With the Firemind, we can simply tap Niv to draw a card and start the combo. With Parun, we’ll need to play a cantrip, or simply wait for an opponent to cast an instant or sorcery spell. It’s worth noting we can even combo off at instant speed thanks to Ophidian Eye having Flash.
The Cut List
Realistically, any cantrip or draw spell could make its way into our deck. Cards like Opt are great when combined with Niv, but a little weak without him. Use the ones you have access to, or mix and match until you find your favorite combination.
One package of cards noticeably absent from my list are those that make tokens or ping when instants and sorceries are cast. Cards like Talrand, Sky Summoner, Guttersnipe, and Murmuring Mystic are popular in decks like this one because of the density of the instants and sorceries.
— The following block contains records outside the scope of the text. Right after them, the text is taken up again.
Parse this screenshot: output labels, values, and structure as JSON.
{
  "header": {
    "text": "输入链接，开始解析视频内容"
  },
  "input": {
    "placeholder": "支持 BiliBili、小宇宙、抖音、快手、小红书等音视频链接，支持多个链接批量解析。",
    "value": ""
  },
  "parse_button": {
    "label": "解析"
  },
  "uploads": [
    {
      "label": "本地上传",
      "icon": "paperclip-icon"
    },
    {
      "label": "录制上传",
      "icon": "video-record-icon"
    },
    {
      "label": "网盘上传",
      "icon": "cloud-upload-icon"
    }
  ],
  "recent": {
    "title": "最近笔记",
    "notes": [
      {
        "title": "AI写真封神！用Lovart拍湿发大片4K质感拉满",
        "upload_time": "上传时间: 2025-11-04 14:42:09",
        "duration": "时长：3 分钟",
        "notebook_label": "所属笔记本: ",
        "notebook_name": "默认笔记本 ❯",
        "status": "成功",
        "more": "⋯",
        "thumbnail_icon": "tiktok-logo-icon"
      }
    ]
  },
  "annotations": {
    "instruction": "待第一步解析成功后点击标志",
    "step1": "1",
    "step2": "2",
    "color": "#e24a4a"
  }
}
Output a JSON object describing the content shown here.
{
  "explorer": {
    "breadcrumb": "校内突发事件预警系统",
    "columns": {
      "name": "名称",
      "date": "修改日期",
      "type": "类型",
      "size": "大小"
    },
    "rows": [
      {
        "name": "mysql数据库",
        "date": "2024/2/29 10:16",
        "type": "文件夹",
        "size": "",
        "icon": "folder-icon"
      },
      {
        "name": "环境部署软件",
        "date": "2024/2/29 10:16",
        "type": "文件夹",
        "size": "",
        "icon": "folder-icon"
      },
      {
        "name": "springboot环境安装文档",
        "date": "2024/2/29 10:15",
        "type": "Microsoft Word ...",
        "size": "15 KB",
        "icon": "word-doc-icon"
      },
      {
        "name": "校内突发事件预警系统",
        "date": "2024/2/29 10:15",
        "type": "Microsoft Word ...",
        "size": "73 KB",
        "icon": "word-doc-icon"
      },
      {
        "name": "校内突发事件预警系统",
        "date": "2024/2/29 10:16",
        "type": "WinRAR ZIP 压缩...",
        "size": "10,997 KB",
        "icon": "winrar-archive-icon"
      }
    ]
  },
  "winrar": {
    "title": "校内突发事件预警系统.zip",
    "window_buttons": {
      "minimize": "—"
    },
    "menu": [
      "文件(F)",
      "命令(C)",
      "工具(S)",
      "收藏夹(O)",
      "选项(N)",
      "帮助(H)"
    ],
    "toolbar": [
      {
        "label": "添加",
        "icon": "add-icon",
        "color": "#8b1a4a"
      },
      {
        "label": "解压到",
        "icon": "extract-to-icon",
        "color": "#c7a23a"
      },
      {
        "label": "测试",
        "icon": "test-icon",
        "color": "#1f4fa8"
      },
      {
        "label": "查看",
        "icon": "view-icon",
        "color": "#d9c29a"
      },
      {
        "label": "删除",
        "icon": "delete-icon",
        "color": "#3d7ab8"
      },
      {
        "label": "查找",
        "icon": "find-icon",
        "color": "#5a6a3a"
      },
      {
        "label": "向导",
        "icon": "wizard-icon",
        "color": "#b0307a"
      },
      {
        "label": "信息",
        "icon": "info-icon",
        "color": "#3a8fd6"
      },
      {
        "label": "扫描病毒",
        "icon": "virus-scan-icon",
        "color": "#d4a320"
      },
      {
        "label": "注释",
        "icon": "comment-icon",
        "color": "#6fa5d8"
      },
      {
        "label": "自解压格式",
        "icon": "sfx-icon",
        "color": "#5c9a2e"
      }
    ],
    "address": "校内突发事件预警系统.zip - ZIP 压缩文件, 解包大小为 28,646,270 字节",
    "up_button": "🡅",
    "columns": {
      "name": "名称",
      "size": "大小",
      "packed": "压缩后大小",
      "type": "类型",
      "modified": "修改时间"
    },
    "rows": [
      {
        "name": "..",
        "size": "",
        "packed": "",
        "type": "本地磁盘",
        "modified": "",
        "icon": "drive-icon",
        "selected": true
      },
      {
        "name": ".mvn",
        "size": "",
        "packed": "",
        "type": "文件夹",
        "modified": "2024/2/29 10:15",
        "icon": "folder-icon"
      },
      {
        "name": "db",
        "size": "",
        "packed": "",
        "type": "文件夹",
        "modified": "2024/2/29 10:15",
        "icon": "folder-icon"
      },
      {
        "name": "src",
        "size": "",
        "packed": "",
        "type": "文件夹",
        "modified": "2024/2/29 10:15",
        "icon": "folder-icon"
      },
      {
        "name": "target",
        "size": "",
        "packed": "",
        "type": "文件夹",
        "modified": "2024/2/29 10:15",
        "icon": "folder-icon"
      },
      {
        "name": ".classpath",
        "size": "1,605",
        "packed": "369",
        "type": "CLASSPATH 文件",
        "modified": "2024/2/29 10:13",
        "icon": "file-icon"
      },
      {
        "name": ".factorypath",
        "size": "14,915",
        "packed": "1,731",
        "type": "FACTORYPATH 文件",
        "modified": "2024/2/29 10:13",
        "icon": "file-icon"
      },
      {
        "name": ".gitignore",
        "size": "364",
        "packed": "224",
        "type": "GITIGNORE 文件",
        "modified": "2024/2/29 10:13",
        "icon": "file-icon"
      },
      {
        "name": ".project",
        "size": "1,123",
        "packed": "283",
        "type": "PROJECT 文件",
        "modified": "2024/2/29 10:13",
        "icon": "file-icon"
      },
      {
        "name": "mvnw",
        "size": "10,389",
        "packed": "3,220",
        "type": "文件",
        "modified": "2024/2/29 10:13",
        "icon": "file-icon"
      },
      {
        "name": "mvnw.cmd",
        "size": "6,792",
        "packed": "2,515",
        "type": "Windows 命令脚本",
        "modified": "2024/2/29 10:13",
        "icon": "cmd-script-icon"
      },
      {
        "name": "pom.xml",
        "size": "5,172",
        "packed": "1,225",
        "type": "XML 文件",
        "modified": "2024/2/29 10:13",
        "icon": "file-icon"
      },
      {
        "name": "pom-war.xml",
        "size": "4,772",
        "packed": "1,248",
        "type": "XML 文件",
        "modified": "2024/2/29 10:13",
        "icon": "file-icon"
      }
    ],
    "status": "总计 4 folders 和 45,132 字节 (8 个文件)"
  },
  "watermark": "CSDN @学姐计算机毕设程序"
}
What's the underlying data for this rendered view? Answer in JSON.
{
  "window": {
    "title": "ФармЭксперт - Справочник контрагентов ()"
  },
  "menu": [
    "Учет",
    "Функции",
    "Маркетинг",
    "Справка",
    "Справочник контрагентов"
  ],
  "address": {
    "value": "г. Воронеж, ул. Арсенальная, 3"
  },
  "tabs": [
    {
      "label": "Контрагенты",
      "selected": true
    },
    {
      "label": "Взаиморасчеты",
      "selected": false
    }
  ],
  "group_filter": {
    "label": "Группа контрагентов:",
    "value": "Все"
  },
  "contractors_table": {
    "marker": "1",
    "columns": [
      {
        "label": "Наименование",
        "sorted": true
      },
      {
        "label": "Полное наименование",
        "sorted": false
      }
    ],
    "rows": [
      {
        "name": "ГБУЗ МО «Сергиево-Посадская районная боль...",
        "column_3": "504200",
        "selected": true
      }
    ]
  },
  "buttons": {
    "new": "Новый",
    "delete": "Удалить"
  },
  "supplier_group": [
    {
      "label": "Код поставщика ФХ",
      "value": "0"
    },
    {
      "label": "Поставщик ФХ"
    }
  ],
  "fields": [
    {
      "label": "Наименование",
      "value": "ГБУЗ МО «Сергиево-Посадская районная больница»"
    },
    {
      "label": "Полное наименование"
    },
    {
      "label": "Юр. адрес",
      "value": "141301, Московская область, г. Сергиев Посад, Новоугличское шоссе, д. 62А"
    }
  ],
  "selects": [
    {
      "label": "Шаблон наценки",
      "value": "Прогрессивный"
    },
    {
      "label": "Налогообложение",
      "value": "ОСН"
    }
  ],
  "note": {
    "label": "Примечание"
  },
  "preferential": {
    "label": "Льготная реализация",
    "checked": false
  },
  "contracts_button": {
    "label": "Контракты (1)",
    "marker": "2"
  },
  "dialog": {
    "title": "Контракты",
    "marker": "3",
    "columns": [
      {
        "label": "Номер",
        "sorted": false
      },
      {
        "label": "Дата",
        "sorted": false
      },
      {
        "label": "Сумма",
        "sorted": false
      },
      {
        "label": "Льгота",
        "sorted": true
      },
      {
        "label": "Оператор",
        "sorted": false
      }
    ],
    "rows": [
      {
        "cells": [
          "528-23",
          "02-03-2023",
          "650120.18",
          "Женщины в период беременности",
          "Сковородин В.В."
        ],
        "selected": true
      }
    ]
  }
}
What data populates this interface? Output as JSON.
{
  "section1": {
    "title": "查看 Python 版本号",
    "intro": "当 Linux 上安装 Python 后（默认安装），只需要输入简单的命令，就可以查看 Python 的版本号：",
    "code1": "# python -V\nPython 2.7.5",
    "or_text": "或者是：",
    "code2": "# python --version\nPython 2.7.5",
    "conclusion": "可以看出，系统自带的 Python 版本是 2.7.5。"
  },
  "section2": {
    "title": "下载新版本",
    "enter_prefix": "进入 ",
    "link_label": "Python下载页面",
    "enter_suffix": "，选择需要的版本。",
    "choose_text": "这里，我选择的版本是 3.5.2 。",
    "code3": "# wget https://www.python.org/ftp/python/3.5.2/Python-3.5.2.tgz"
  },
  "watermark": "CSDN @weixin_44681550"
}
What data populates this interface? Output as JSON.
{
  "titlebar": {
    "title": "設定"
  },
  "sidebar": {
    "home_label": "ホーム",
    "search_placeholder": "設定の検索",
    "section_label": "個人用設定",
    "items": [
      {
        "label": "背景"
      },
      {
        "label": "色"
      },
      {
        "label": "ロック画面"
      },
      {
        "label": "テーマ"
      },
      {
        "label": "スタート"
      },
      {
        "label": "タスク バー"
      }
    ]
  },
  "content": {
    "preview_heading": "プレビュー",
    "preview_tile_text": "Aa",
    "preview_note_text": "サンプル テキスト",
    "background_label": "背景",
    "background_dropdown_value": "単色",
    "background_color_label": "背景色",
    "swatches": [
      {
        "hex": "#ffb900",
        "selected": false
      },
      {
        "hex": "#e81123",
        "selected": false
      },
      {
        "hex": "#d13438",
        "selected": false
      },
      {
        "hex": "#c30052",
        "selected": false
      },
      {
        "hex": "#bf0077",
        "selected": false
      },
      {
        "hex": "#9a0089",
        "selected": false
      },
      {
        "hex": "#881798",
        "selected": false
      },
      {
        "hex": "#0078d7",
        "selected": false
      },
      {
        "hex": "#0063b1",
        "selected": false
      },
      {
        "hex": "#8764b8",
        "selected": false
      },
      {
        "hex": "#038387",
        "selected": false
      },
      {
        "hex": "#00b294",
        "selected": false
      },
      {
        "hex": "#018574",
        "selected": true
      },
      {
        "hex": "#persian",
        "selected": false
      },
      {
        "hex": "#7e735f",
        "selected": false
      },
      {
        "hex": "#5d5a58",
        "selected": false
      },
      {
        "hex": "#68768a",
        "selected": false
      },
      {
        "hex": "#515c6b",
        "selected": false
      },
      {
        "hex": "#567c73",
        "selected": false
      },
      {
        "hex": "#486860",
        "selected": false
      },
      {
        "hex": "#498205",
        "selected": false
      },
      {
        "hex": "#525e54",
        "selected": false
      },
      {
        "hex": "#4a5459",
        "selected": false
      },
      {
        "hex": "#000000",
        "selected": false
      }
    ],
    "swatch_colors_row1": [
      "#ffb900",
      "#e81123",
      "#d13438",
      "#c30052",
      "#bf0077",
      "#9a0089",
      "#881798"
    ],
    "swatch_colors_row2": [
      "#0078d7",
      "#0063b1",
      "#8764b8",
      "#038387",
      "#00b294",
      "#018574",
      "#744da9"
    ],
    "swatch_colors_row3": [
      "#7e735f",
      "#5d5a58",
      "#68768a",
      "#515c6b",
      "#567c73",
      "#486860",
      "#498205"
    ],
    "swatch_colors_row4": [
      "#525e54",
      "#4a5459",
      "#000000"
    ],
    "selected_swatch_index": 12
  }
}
However, I’ve tried to keep our creature count low, limited to only the most impactful options.
Psychosis Crawler and Arjun, the Shifting Flame could be great here if we wanted to go harder on the Wheels and Twisters theme. I think Arjun is a little too chaotic for our controlling game plan. Additionally, if it turns out we’re lacking some extra killing punch, I’ll try out Psychosis Crawler.
I’m currently playing Winds of Change as a low-CMC way to draw a lot of cards. However, Tolarian Winds may be the right call here. We’re a blue-heavy deck, and Tolarian Winds is an instant-speed ability. Moreover, Winds is a one-sided ability that won’t give our opponents a chance to draw a better hand. I could easily see making this swap; this is one of the cards I’m most interested to try out.
There are a handful of good recursion options we could try out here. Mission Briefing and Finale of Promise could both work well in this deck. It’s possible we want one of these instead of Mystic Retrieval, but I do like the Flashback that Retrieval offers, given how many Wheels we’re running.
Lastly, one card I’m itching to try out but have not found a space for is Archmage’s Charm. This does everything we want: it’s instant, it draws cards, and it can be a counterspell. The only issue here is the UUU cost, but with our heavy blue slant, I think we could make it work.
Thank you all for taking the time to read my article. I’m looking forward to doing more testing with this deck, and seeing the recommendations you all have.
Until next time, I wish you all the best, and happy brewing!